START Listed entries

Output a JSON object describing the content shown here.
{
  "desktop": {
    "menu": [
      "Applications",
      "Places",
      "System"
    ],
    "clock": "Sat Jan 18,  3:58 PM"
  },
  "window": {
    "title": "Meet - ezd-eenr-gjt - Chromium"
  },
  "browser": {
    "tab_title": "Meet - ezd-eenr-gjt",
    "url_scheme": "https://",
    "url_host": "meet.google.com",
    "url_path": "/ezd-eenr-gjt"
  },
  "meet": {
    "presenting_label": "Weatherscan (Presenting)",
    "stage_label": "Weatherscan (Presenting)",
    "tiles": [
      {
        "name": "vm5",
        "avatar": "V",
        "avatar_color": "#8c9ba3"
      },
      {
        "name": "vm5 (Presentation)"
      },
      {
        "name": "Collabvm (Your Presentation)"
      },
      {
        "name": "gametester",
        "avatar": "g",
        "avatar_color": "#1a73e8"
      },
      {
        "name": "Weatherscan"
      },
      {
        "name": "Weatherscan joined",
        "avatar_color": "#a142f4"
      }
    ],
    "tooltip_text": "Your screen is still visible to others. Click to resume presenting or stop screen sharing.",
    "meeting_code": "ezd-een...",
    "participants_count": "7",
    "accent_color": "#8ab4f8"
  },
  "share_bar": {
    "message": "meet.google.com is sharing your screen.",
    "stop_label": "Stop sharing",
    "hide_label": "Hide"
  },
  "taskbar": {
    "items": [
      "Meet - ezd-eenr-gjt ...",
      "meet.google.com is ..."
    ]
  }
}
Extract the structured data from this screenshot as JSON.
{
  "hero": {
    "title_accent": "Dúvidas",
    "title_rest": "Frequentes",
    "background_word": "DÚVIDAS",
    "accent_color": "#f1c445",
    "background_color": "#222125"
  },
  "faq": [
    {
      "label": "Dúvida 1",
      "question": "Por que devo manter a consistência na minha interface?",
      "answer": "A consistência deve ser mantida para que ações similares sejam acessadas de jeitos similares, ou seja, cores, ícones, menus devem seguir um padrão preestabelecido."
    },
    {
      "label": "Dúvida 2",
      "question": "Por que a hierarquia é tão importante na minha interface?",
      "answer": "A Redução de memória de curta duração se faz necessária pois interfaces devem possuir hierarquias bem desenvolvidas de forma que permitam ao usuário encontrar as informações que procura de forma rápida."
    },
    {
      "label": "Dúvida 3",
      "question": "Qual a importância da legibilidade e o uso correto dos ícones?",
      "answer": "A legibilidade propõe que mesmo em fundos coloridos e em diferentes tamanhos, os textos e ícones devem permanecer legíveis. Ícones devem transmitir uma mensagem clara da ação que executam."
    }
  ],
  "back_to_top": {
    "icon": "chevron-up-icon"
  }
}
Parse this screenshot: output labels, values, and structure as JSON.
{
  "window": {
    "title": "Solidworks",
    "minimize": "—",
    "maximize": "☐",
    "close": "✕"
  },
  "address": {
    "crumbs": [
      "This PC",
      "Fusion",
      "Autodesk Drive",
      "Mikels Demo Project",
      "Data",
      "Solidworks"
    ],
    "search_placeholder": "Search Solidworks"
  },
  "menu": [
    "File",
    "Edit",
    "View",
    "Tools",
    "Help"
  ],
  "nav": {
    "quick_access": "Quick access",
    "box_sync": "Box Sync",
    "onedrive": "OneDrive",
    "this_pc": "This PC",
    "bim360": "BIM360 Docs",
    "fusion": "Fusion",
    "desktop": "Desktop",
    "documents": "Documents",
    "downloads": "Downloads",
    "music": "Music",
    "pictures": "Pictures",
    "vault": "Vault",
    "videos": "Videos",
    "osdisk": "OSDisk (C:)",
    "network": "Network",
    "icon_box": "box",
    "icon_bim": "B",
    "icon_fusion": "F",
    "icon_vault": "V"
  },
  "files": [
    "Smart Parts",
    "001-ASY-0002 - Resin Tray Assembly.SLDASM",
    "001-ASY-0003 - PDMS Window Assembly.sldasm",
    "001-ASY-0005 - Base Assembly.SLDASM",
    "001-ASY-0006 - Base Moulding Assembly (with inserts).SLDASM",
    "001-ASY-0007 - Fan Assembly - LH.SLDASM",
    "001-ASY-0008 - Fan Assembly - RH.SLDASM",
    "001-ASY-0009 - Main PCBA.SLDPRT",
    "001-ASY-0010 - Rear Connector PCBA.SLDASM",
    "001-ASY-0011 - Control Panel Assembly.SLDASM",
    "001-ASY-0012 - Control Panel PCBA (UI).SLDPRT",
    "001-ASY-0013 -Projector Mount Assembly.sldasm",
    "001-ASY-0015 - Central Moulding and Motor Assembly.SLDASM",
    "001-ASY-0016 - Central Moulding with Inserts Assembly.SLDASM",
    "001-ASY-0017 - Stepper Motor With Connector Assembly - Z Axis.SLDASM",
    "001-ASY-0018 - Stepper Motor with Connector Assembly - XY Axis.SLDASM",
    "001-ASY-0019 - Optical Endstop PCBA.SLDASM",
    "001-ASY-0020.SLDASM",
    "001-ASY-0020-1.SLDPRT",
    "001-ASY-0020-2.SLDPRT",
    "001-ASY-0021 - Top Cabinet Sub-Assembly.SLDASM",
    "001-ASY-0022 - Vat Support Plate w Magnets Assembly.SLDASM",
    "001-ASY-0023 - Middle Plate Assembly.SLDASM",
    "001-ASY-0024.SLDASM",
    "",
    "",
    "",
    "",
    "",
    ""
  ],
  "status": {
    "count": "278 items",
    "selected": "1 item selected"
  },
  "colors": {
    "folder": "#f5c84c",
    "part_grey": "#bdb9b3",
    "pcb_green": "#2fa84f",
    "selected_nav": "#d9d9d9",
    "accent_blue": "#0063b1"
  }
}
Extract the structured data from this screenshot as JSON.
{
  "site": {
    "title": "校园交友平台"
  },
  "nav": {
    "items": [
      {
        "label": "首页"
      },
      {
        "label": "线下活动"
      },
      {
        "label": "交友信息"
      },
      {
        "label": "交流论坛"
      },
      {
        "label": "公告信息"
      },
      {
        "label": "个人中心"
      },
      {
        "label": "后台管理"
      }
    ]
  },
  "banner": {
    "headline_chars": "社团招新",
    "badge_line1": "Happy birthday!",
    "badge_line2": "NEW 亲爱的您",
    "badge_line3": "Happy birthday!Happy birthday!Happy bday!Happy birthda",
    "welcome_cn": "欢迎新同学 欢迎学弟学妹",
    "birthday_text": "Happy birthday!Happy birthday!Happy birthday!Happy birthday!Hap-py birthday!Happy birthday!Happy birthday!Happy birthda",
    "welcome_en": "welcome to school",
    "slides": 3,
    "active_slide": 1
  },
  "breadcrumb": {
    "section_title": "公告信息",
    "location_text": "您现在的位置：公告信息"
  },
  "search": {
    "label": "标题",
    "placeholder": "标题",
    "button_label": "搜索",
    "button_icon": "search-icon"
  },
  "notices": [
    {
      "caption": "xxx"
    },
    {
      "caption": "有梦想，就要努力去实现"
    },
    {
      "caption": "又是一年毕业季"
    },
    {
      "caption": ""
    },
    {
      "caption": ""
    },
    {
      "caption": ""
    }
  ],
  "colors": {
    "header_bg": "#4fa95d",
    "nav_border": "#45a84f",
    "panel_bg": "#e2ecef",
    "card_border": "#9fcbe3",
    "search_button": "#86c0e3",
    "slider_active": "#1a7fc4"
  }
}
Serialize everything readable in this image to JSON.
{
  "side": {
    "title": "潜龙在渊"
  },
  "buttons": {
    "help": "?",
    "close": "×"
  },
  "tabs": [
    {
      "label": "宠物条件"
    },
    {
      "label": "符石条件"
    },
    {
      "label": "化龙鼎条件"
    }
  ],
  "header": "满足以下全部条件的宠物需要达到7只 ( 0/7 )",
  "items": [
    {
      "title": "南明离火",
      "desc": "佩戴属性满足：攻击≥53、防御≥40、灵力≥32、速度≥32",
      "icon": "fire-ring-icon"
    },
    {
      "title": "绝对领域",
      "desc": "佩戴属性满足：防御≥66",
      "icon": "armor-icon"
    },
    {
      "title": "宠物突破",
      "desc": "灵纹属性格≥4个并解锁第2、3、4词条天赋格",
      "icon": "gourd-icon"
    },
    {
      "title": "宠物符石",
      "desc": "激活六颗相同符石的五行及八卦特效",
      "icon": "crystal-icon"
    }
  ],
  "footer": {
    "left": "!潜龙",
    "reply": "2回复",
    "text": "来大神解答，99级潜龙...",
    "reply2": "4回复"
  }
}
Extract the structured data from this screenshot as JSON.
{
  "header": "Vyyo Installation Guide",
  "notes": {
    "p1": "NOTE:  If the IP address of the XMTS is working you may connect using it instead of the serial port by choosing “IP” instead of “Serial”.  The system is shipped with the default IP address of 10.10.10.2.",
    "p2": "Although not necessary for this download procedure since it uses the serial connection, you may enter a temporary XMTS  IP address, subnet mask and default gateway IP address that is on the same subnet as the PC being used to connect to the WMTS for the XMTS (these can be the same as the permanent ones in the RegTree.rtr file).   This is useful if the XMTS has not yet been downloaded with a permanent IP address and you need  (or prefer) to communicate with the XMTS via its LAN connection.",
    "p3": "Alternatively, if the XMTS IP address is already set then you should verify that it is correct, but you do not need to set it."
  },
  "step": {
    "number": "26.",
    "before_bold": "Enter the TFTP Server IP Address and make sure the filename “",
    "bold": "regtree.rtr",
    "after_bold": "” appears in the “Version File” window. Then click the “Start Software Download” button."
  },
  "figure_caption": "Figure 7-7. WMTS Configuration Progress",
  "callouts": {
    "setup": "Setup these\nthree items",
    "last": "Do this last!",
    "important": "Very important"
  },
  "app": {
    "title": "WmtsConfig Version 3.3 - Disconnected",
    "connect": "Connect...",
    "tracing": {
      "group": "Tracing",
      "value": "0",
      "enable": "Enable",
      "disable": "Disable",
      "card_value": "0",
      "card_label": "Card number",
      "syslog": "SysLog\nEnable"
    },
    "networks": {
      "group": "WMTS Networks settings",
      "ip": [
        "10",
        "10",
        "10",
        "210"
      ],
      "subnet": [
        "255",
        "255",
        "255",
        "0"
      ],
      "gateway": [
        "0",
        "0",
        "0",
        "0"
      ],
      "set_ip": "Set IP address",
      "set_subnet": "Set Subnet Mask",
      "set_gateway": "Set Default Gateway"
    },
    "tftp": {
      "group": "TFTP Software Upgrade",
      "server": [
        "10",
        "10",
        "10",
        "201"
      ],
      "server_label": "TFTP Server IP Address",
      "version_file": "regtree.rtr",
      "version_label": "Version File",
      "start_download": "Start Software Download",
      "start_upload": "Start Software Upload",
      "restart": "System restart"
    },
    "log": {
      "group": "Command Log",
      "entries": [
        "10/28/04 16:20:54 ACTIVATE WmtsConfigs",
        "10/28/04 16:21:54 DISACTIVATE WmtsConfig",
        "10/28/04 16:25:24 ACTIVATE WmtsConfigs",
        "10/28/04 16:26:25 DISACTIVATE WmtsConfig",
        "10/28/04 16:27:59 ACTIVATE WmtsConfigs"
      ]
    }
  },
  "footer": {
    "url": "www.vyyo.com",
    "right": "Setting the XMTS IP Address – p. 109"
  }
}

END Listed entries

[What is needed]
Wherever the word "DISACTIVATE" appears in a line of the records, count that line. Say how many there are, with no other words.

[Expected output]
2